- Middle East's Gulf States, Donors Well-Positioned To Help Improve Global Health
Arabian Business: Bill Gates: Why I’m betting on the Gulf to help fight extreme poverty and disease
Bill Gates, co-chair of the Bill & Melinda Gates Foundation
“…I saw the Middle East’s role in global health first-hand in late January, at a conference in Berlin dedicated to providing life-saving vaccines to children in low-income countries around the world. … [W]e must work to improve health and nutrition in sub-Saharan Africa and South Asia — regions that include large Muslim populations. [Gulf Cooperation Council (GCC)] donors are well positioned to assist these populations with generosity, credibility, and understanding. … [T]his region is qualified to play a unique and deeply meaningful part in fighting extreme poverty and disease. In fact, I’m willing to bet on it” (3/6).
- Better Coordination, Adequate Resources Needed To Accelerate Progress Against Malnutrition
Inter Press Service: Opinion: The World Sees Progress Against Undernutrition, but it’s Uneven
Jomo Kwame Sundaram, coordinator for economic and social development at the Food and Agriculture Organization
“…Overall progress [against malnutrition] has been highly uneven. … In countries where low undernourishment coexists with high malnutrition, specially designed nutrition-enhancing interventions may be crucial to address early childhood stunting. Improvements in nutrition generally require complementary policies, including improving health conditions, hygiene, water, sanitation, and education. More sophisticated and creative approaches to coordination as well as adequate resources are needed…” (3/9).
- Aid Organizations Must Heed Mental Health Of Their Workers
New York Times: A Crisis of Anxiety Among Aid Workers
Rosalie Hughes, freelance journalist and former employee of the U.N. refugee agency and other relief organizations
“…Rates of clinical depression among aid workers are double those of American adults. … Yet mental health support for the estimated 250,000 humanitarian workers in the trenches is woefully lacking. … This must change, and not just for high-minded humanitarian reasons. Depressed and anxious aid workers perform poorly. … Aid organizations exist to alleviate suffering and maintain and protect human dignity. They should do better at applying these principles to their own staff” (3/8).
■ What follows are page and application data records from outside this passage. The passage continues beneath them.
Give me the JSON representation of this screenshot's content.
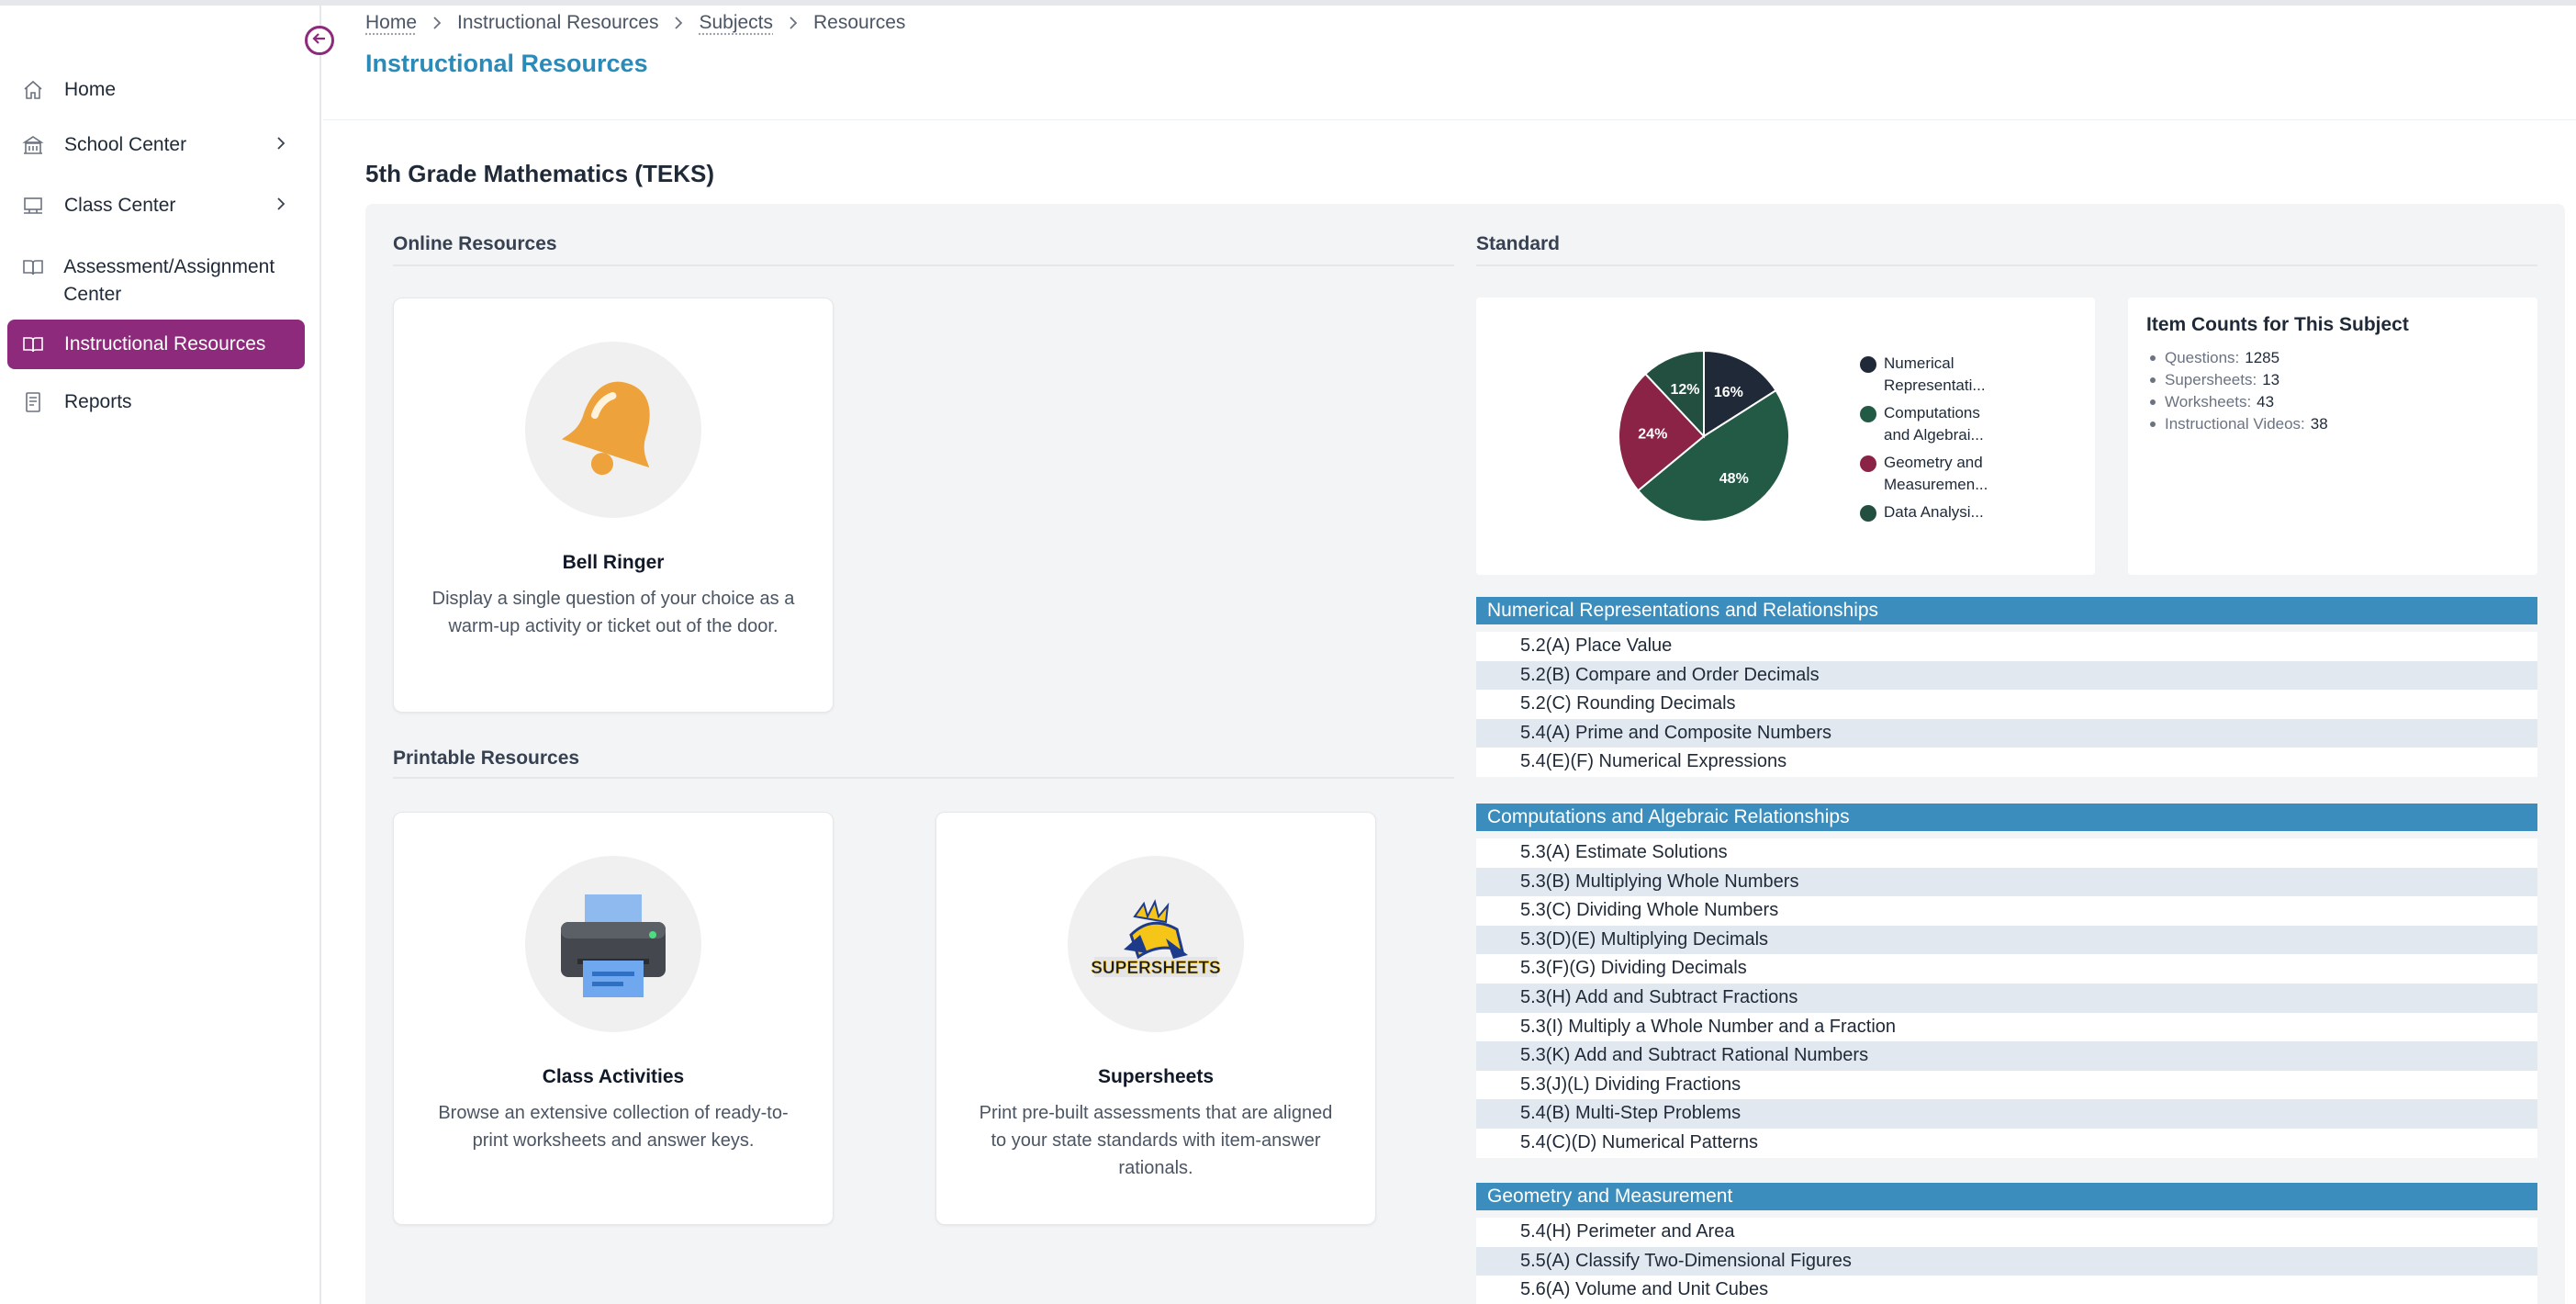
{
  "sidebar": {
    "items": [
      {
        "label": "Home",
        "icon": "home-icon",
        "has_children": false,
        "active": false
      },
      {
        "label": "School Center",
        "icon": "school-icon",
        "has_children": true,
        "active": false
      },
      {
        "label": "Class Center",
        "icon": "classroom-icon",
        "has_children": true,
        "active": false
      },
      {
        "label": "Assessment/Assignment Center",
        "icon": "book-open-icon",
        "has_children": false,
        "active": false
      },
      {
        "label": "Instructional Resources",
        "icon": "book-open-icon",
        "has_children": false,
        "active": true
      },
      {
        "label": "Reports",
        "icon": "report-icon",
        "has_children": false,
        "active": false
      }
    ],
    "collapse_icon": "arrow-left-circle-icon",
    "accent_color": "#8e2a7c"
  },
  "breadcrumb": {
    "items": [
      "Home",
      "Instructional Resources",
      "Subjects",
      "Resources"
    ]
  },
  "header": {
    "title": "Instructional Resources",
    "title_color": "#2a8ab8"
  },
  "subject": {
    "title": "5th Grade Mathematics (TEKS)"
  },
  "online_resources": {
    "heading": "Online Resources",
    "cards": [
      {
        "title": "Bell Ringer",
        "description": "Display a single question of your choice as a warm-up activity or ticket out of the door.",
        "icon": "bell-icon"
      }
    ]
  },
  "printable_resources": {
    "heading": "Printable Resources",
    "cards": [
      {
        "title": "Class Activities",
        "description": "Browse an extensive collection of ready-to-print worksheets and answer keys.",
        "icon": "printer-icon"
      },
      {
        "title": "Supersheets",
        "description": "Print pre-built assessments that are aligned to your state standards with item-answer rationals.",
        "icon": "supersheets-logo-icon",
        "logo_text": "SUPERSHEETS"
      }
    ]
  },
  "standard": {
    "heading": "Standard",
    "chart_data": {
      "type": "pie",
      "slices": [
        {
          "label": "Numerical Representati...",
          "value": 16,
          "display": "16%",
          "color": "#1f2937"
        },
        {
          "label": "Computations and Algebrai...",
          "value": 48,
          "display": "48%",
          "color": "#235a45"
        },
        {
          "label": "Geometry and Measuremen...",
          "value": 24,
          "display": "24%",
          "color": "#8b2346"
        },
        {
          "label": "Data Analysi...",
          "value": 12,
          "display": "12%",
          "color": "#234f40"
        }
      ],
      "legend_position": "right"
    },
    "counts": {
      "title": "Item Counts for This Subject",
      "items": [
        {
          "label": "Questions:",
          "value": "1285"
        },
        {
          "label": "Supersheets:",
          "value": "13"
        },
        {
          "label": "Worksheets:",
          "value": "43"
        },
        {
          "label": "Instructional Videos:",
          "value": "38"
        }
      ]
    },
    "header_color": "#3a8dbc",
    "groups": [
      {
        "title": "Numerical Representations and Relationships",
        "items": [
          "5.2(A) Place Value",
          "5.2(B) Compare and Order Decimals",
          "5.2(C) Rounding Decimals",
          "5.4(A) Prime and Composite Numbers",
          "5.4(E)(F) Numerical Expressions"
        ]
      },
      {
        "title": "Computations and Algebraic Relationships",
        "items": [
          "5.3(A) Estimate Solutions",
          "5.3(B) Multiplying Whole Numbers",
          "5.3(C) Dividing Whole Numbers",
          "5.3(D)(E) Multiplying Decimals",
          "5.3(F)(G) Dividing Decimals",
          "5.3(H) Add and Subtract Fractions",
          "5.3(I) Multiply a Whole Number and a Fraction",
          "5.3(K) Add and Subtract Rational Numbers",
          "5.3(J)(L) Dividing Fractions",
          "5.4(B) Multi-Step Problems",
          "5.4(C)(D) Numerical Patterns"
        ]
      },
      {
        "title": "Geometry and Measurement",
        "items": [
          "5.4(H) Perimeter and Area",
          "5.5(A) Classify Two-Dimensional Figures",
          "5.6(A) Volume and Unit Cubes"
        ]
      }
    ]
  }
}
From the Global Health Policy Community
- Second Blog Post In Series Examines China's History Of Artemisinin Drug Development
Council on Foreign Relation’s “Asia Unbound”: Artemisinin’s Rocky Road to Globalization: Part II
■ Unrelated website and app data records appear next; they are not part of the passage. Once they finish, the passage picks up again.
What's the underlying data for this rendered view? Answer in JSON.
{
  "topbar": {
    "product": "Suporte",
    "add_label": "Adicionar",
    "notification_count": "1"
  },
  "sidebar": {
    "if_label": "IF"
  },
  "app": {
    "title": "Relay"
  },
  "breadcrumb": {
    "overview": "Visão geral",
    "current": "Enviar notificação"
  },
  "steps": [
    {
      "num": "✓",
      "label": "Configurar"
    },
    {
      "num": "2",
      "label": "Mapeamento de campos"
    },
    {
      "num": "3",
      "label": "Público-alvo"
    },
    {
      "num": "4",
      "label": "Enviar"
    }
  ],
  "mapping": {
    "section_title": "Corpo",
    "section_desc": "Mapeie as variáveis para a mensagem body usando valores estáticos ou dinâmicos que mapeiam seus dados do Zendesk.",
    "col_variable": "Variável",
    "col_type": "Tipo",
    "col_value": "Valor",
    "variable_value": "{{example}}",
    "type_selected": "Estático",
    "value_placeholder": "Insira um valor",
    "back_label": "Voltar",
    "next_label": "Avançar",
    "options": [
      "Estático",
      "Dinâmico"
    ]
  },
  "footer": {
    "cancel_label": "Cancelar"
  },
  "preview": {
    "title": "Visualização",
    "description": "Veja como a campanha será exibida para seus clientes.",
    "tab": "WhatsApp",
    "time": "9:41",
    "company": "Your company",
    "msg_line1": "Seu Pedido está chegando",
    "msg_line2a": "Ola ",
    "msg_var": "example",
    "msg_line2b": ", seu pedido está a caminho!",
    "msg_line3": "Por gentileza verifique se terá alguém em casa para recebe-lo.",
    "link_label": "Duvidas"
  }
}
In part two of his series on anti-malarial artemisinin drugs, Yanzhong Huang, CFR senior fellow for global health, explores the challenges China faced in marketing its artemisinin-based combination therapies worldwide. “…The 2004-2006 artemisinin bubble nevertheless has not deterred Chinese pharmaceutical firms from pursuing its globalization strategy. Supported by the state, Chinese pharmaceutical firms since 2007 have become even more aggressive in promoting their anti-malarial products globally. But how successful are their efforts? This will be the subject of my next blog post” (3/9).
- New Issue Of 'Global Health: Science And Practice' Journal Available Online
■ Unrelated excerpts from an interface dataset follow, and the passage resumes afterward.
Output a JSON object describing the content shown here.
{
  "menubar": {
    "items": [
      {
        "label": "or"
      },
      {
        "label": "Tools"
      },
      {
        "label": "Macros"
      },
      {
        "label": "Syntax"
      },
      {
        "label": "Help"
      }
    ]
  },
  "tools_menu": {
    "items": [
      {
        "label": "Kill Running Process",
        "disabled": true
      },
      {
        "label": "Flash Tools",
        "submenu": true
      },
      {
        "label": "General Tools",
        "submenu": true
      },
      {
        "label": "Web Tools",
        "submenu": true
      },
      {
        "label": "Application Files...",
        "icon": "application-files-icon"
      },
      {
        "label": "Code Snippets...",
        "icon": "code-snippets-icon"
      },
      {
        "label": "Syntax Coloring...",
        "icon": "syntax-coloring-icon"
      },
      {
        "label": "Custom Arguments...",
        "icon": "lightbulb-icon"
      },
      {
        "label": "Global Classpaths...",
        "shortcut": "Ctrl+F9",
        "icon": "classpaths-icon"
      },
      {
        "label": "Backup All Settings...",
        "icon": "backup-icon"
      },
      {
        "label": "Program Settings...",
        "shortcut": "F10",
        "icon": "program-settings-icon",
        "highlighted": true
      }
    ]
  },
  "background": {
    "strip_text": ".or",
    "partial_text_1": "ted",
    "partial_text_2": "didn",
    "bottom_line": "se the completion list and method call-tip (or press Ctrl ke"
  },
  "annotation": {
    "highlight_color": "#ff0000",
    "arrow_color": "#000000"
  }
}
Global Health: Science and Practice Journal: March 2015
The new issue of the “Global Health: Science and Practice Journal” features articles on various topics, including antiretroviral therapies, contraception, and family planning services, among others (March 2015).